Sanhedrin Update: The Korban Pesach
Rav Steinsaltz's Beit Din has decided to purchase sheep for this Pesach. Here is how Arutz-7 reports it followed by CNN (via AP). (Or should I say via AP's misreport which contains many factual errors despite the obvious bias.)
Sanhedrin to Purchase Sheep for Passover Sacrifice
(IsraelNN.com) The modern-day Sanhedrin, headed by Rabbi Adin Steinsaltz, has decided to purchase a herd of sheep to be used for the Passover sacrifice ritual to be held this year if possible at the Temple Mount.
The Sanhedrin, which was formed several years ago, meets once a week, according to the Haaretz news service, in what it says is a renewal of the Jewish High Court that existed more than a thousand years ago.
A member of the Sanhedrin, Professor Hillel Weiss, said in an interview that the symbolic Passover sacrifice is intended to remind Jews that the Temple rituals will resume when the Messiah comes.
Extremist rabbis call for return of animal sacrifice

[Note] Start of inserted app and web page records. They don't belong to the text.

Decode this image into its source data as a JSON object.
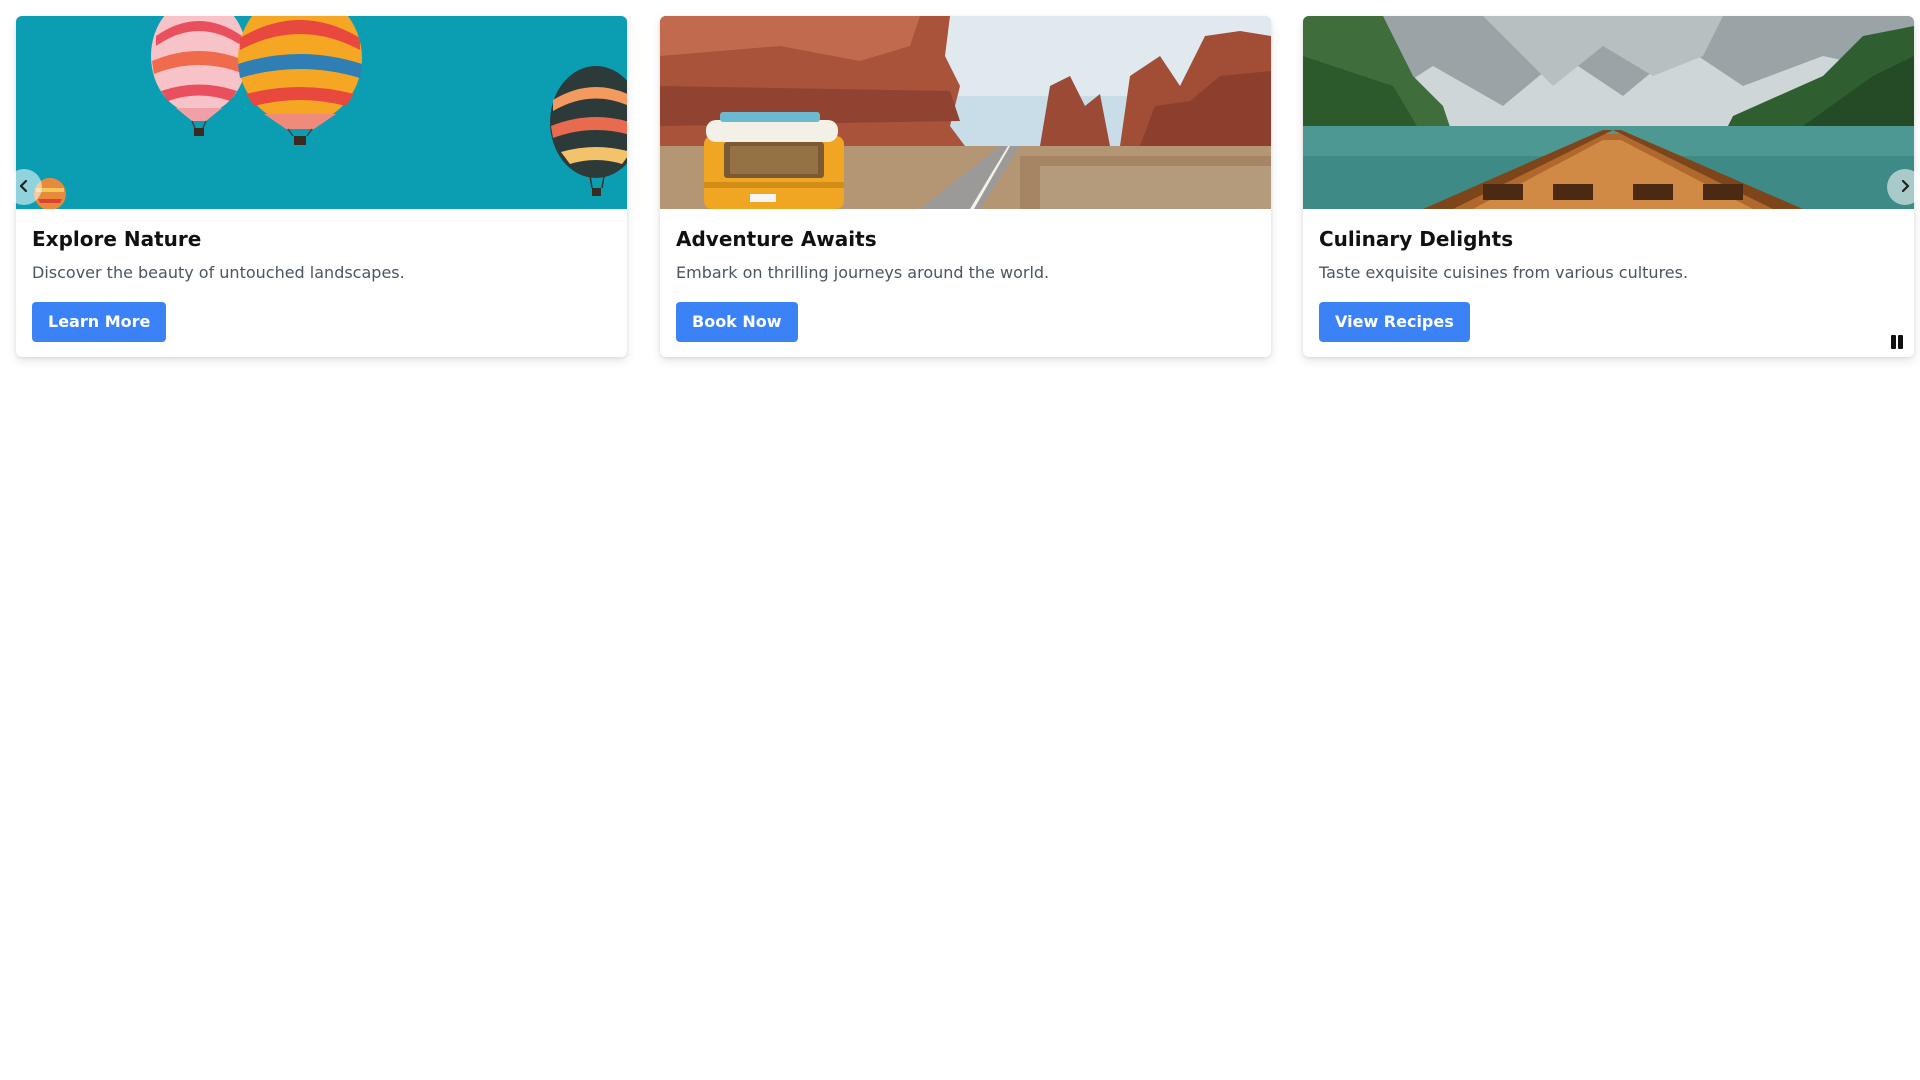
{
  "cards": [
    {
      "title": "Explore Nature",
      "description": "Discover the beauty of untouched landscapes.",
      "button_label": "Learn More",
      "image_icon": "hot-air-balloons-image"
    },
    {
      "title": "Adventure Awaits",
      "description": "Embark on thrilling journeys around the world.",
      "button_label": "Book Now",
      "image_icon": "desert-road-van-image"
    },
    {
      "title": "Culinary Delights",
      "description": "Taste exquisite cuisines from various cultures.",
      "button_label": "View Recipes",
      "image_icon": "mountain-lake-boat-image"
    }
  ],
  "controls": {
    "prev_icon": "chevron-left-icon",
    "next_icon": "chevron-right-icon",
    "pause_icon": "pause-icon"
  },
  "colors": {
    "button_bg": "#3b82f6",
    "button_text": "#ffffff",
    "title_text": "#111111",
    "description_text": "#4b5563"
  }
}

Ultra-orthodox Jews watch a rabbi prepare freshly slaughtered sheep near the Dome of the Rock in this file photo.
JERUSALEM (AP) -- A fringe group of extremist rabbis wants to resume the biblical practice of animal sacrifice at an explosive religious site in Jerusalem, members said Wednesday.
The request defied centuries of religious bans and triggered a stiff protest from a Muslim leader.
When the Jewish Temples stood in the Old City of Jerusalem more than 2,000 year ago, animal sacrifice was a centerpiece of the religion. After the destruction of the Temples, sacrifices were banned and rabbinical teachings took their place as the focus of Judaism.
Now a group, called the "Re-established Sanhedrin" after the Temple-era religious high court, has decided to buy some sheep and try to find one that is ritually perfect for sacrifice, with an eye toward resuming the practice at the Jerusalem site, known to Jews as the Temple Mount.
The site is the most hotly disputed in the Middle East, home today to the Al Aqsa Mosque compound, where Muslims believe the Prophet Muhammad ascended to heaven.
Israel captured the site in the 1967 war and turned day-to-day control over to the Muslim Religious Council, but Palestinians take the Jewish fringe groups seriously.
"Regrettably, there are many extremist Israeli groups who want to carry out their plans," said Jerusalem's senior Islamic cleric, Mohammed Hussein. "Let them say what they want, Al Aqsa is a Muslim mosque."
In recent weeks Muslims have protested an Israeli archaeological and construction project outside the compound, despite Israeli assurances that they have no intention of harming the mosque.
Jewish prayer at the site is forbidden by most rabbis and by Israeli authorities -- the former for religious reasons and the latter to prevent Muslim riots.
The ban does not sit well with some small fringe groups -- notably the Temple Mount Faithful, who have constructed a cornerstone for the "Third Temple" and advocate destroying the mosque.
The 71 members of the "Re-established Sanhedrin" say they want to begin sacrificing animals again, despite the absence of the Temple, the ritual altar and all the required implements listed in the Bible. Rabbi Dov Stein of the group admitted that it won't be any time soon.
"We want to do the sacrifice, but we have political problems," Stein said. "We hope there will come a time when the government will agree. We will push for that to happen."
Other rabbis point out that ritual animal sacrifice has been banned since the destruction of the Second Temple in A.D. 70.
"Around that time, animal sacrifice, as a mode of religious worship, stopped," said Rabbi Doniel Hartman of the Shalom Hartman Institute in Jerusalem. "Moving back in that direction is not progress."